[App and web page records]
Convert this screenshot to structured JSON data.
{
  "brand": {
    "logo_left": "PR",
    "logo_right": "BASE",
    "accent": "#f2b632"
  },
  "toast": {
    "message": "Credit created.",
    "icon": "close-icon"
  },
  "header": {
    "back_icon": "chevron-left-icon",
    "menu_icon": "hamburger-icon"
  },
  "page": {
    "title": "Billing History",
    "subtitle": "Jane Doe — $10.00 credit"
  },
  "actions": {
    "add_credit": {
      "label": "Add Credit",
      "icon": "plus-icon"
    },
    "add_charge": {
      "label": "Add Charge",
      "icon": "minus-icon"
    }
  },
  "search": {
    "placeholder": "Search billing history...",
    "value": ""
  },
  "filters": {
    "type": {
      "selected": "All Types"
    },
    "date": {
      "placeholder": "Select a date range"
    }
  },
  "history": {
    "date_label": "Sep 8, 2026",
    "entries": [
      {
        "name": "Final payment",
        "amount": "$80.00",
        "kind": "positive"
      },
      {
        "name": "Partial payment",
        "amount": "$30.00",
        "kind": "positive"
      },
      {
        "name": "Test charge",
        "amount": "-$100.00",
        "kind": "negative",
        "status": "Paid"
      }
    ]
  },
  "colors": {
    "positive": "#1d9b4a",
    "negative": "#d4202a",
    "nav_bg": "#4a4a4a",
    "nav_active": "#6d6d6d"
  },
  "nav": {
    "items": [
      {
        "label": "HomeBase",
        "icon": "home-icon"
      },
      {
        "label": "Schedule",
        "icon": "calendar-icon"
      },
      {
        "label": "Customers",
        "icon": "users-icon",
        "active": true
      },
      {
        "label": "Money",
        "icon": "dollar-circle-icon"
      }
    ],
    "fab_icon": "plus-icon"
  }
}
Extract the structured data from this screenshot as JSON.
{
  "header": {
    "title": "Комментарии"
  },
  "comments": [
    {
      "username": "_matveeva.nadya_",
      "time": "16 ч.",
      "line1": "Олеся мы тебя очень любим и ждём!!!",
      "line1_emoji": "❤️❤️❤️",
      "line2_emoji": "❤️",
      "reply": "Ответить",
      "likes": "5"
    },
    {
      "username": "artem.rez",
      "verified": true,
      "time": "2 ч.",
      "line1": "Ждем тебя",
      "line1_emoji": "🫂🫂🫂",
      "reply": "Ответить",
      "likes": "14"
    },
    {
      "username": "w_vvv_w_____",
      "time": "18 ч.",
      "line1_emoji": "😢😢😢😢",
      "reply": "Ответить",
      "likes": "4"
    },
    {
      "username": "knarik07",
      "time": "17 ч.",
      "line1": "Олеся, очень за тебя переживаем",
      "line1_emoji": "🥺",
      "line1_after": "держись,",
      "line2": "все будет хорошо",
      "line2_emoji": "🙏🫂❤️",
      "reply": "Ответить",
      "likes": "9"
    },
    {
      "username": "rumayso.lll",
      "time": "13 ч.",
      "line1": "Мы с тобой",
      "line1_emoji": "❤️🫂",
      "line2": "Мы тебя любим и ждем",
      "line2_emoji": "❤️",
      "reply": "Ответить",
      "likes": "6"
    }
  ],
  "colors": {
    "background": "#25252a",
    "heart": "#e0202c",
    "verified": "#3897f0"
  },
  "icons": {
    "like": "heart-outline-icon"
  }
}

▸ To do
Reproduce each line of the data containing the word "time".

▸ Your response
      "time": "16 ч.",
      "time": "2 ч.",
      "time": "18 ч.",
      "time": "17 ч.",
      "time": "13 ч.",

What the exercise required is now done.